AIM OF THE TASK. Repeat back the entries that follow, keeping every word as it is.
+++ RECORDED INFORMATION
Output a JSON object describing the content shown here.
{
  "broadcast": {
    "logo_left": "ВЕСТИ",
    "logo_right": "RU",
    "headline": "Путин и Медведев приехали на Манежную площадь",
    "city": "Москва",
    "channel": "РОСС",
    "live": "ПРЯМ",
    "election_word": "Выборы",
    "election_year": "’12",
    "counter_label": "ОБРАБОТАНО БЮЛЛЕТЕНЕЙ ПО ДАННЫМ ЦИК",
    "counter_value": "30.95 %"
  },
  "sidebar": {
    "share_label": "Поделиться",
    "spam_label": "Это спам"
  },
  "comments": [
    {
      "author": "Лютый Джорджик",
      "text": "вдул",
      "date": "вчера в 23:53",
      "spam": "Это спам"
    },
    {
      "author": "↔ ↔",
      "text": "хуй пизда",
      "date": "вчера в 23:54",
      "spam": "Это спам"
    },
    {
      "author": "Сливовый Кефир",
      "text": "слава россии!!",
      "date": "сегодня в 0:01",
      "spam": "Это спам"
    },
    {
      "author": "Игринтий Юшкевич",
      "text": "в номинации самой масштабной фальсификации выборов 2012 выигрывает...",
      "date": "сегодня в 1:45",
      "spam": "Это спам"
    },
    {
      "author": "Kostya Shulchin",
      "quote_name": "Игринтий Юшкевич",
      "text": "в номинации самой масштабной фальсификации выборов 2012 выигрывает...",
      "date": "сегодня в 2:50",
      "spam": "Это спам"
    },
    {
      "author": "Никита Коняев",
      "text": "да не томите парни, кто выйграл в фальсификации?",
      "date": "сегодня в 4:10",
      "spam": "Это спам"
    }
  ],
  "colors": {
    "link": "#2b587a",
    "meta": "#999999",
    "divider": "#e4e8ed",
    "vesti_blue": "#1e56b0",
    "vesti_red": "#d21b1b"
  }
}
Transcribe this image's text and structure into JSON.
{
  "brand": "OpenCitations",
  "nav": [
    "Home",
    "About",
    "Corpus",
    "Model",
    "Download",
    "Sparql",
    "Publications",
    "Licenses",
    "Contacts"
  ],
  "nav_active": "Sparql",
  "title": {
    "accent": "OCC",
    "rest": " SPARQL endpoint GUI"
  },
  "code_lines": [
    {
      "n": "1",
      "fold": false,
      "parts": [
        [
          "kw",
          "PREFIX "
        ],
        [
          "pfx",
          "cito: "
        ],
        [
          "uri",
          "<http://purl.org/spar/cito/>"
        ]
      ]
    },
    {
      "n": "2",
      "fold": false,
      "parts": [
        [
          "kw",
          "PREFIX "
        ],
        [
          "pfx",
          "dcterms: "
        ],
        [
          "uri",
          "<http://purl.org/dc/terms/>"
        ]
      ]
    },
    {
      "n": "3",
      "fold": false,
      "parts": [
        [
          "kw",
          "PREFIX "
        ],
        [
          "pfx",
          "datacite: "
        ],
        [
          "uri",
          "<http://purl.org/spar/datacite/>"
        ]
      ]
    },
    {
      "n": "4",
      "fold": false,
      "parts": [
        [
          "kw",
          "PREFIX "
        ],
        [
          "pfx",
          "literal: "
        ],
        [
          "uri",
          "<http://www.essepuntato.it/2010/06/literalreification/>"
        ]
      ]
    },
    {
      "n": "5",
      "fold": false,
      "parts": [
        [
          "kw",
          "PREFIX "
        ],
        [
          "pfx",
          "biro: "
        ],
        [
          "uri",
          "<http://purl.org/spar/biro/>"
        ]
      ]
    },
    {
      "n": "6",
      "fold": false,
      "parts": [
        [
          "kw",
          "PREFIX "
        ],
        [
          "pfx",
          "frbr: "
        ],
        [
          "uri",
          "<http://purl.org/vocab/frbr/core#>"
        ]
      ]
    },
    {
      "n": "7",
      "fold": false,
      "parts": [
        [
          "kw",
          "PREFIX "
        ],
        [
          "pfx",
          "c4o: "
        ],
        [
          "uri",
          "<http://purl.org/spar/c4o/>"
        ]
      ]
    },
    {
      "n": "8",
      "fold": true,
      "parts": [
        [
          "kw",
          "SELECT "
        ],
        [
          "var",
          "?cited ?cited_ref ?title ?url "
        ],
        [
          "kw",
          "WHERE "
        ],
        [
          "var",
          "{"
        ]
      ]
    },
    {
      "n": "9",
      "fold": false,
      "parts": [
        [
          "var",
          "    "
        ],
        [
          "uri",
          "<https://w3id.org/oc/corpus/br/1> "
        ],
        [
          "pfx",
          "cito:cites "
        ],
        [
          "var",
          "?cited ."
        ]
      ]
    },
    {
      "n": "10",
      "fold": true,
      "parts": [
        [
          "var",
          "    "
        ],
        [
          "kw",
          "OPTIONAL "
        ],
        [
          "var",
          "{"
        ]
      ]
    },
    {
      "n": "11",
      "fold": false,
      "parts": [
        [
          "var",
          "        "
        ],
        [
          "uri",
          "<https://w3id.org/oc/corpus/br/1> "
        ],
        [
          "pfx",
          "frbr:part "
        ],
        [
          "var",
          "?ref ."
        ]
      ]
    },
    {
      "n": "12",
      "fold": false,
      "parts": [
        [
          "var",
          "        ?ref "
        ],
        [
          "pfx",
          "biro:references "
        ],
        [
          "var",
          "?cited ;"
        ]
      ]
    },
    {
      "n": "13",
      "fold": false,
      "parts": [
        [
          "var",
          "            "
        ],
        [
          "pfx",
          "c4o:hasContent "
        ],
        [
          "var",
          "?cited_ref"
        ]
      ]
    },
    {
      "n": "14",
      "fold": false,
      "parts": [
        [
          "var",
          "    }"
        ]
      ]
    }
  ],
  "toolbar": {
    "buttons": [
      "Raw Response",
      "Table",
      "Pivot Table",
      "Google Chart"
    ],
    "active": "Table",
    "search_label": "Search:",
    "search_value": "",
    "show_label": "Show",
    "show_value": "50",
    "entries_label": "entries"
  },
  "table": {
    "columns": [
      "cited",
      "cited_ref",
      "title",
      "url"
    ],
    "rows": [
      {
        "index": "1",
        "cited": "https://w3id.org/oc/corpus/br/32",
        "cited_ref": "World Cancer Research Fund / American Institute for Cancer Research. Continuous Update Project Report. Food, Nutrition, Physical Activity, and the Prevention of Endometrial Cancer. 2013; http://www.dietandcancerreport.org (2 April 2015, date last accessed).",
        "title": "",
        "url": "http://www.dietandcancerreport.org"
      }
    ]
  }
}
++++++
RESPONSE BOX.
Output a JSON object describing the content shown here.
{
  "broadcast": {
    "logo_left": "ВЕСТИ",
    "logo_right": "RU",
    "headline": "Путин и Медведев приехали на Манежную площадь",
    "city": "Москва",
    "channel": "РОСС",
    "live": "ПРЯМ",
    "election_word": "Выборы",
    "election_year": "’12",
    "counter_label": "ОБРАБОТАНО БЮЛЛЕТЕНЕЙ ПО ДАННЫМ ЦИК",
    "counter_value": "30.95 %"
  },
  "sidebar": {
    "share_label": "Поделиться",
    "spam_label": "Это спам"
  },
  "comments": [
    {
      "author": "Лютый Джорджик",
      "text": "вдул",
      "date": "вчера в 23:53",
      "spam": "Это спам"
    },
    {
      "author": "↔ ↔",
      "text": "хуй пизда",
      "date": "вчера в 23:54",
      "spam": "Это спам"
    },
    {
      "author": "Сливовый Кефир",
      "text": "слава россии!!",
      "date": "сегодня в 0:01",
      "spam": "Это спам"
    },
    {
      "author": "Игринтий Юшкевич",
      "text": "в номинации самой масштабной фальсификации выборов 2012 выигрывает...",
      "date": "сегодня в 1:45",
      "spam": "Это спам"
    },
    {
      "author": "Kostya Shulchin",
      "quote_name": "Игринтий Юшкевич",
      "text": "в номинации самой масштабной фальсификации выборов 2012 выигрывает...",
      "date": "сегодня в 2:50",
      "spam": "Это спам"
    },
    {
      "author": "Никита Коняев",
      "text": "да не томите парни, кто выйграл в фальсификации?",
      "date": "сегодня в 4:10",
      "spam": "Это спам"
    }
  ],
  "colors": {
    "link": "#2b587a",
    "meta": "#999999",
    "divider": "#e4e8ed",
    "vesti_blue": "#1e56b0",
    "vesti_red": "#d21b1b"
  }
}
Transcribe this image's text and structure into JSON.
{
  "brand": "OpenCitations",
  "nav": [
    "Home",
    "About",
    "Corpus",
    "Model",
    "Download",
    "Sparql",
    "Publications",
    "Licenses",
    "Contacts"
  ],
  "nav_active": "Sparql",
  "title": {
    "accent": "OCC",
    "rest": " SPARQL endpoint GUI"
  },
  "code_lines": [
    {
      "n": "1",
      "fold": false,
      "parts": [
        [
          "kw",
          "PREFIX "
        ],
        [
          "pfx",
          "cito: "
        ],
        [
          "uri",
          "<http://purl.org/spar/cito/>"
        ]
      ]
    },
    {
      "n": "2",
      "fold": false,
      "parts": [
        [
          "kw",
          "PREFIX "
        ],
        [
          "pfx",
          "dcterms: "
        ],
        [
          "uri",
          "<http://purl.org/dc/terms/>"
        ]
      ]
    },
    {
      "n": "3",
      "fold": false,
      "parts": [
        [
          "kw",
          "PREFIX "
        ],
        [
          "pfx",
          "datacite: "
        ],
        [
          "uri",
          "<http://purl.org/spar/datacite/>"
        ]
      ]
    },
    {
      "n": "4",
      "fold": false,
      "parts": [
        [
          "kw",
          "PREFIX "
        ],
        [
          "pfx",
          "literal: "
        ],
        [
          "uri",
          "<http://www.essepuntato.it/2010/06/literalreification/>"
        ]
      ]
    },
    {
      "n": "5",
      "fold": false,
      "parts": [
        [
          "kw",
          "PREFIX "
        ],
        [
          "pfx",
          "biro: "
        ],
        [
          "uri",
          "<http://purl.org/spar/biro/>"
        ]
      ]
    },
    {
      "n": "6",
      "fold": false,
      "parts": [
        [
          "kw",
          "PREFIX "
        ],
        [
          "pfx",
          "frbr: "
        ],
        [
          "uri",
          "<http://purl.org/vocab/frbr/core#>"
        ]
      ]
    },
    {
      "n": "7",
      "fold": false,
      "parts": [
        [
          "kw",
          "PREFIX "
        ],
        [
          "pfx",
          "c4o: "
        ],
        [
          "uri",
          "<http://purl.org/spar/c4o/>"
        ]
      ]
    },
    {
      "n": "8",
      "fold": true,
      "parts": [
        [
          "kw",
          "SELECT "
        ],
        [
          "var",
          "?cited ?cited_ref ?title ?url "
        ],
        [
          "kw",
          "WHERE "
        ],
        [
          "var",
          "{"
        ]
      ]
    },
    {
      "n": "9",
      "fold": false,
      "parts": [
        [
          "var",
          "    "
        ],
        [
          "uri",
          "<https://w3id.org/oc/corpus/br/1> "
        ],
        [
          "pfx",
          "cito:cites "
        ],
        [
          "var",
          "?cited ."
        ]
      ]
    },
    {
      "n": "10",
      "fold": true,
      "parts": [
        [
          "var",
          "    "
        ],
        [
          "kw",
          "OPTIONAL "
        ],
        [
          "var",
          "{"
        ]
      ]
    },
    {
      "n": "11",
      "fold": false,
      "parts": [
        [
          "var",
          "        "
        ],
        [
          "uri",
          "<https://w3id.org/oc/corpus/br/1> "
        ],
        [
          "pfx",
          "frbr:part "
        ],
        [
          "var",
          "?ref ."
        ]
      ]
    },
    {
      "n": "12",
      "fold": false,
      "parts": [
        [
          "var",
          "        ?ref "
        ],
        [
          "pfx",
          "biro:references "
        ],
        [
          "var",
          "?cited ;"
        ]
      ]
    },
    {
      "n": "13",
      "fold": false,
      "parts": [
        [
          "var",
          "            "
        ],
        [
          "pfx",
          "c4o:hasContent "
        ],
        [
          "var",
          "?cited_ref"
        ]
      ]
    },
    {
      "n": "14",
      "fold": false,
      "parts": [
        [
          "var",
          "    }"
        ]
      ]
    }
  ],
  "toolbar": {
    "buttons": [
      "Raw Response",
      "Table",
      "Pivot Table",
      "Google Chart"
    ],
    "active": "Table",
    "search_label": "Search:",
    "search_value": "",
    "show_label": "Show",
    "show_value": "50",
    "entries_label": "entries"
  },
  "table": {
    "columns": [
      "cited",
      "cited_ref",
      "title",
      "url"
    ],
    "rows": [
      {
        "index": "1",
        "cited": "https://w3id.org/oc/corpus/br/32",
        "cited_ref": "World Cancer Research Fund / American Institute for Cancer Research. Continuous Update Project Report. Food, Nutrition, Physical Activity, and the Prevention of Endometrial Cancer. 2013; http://www.dietandcancerreport.org (2 April 2015, date last accessed).",
        "title": "",
        "url": "http://www.dietandcancerreport.org"
      }
    ]
  }
}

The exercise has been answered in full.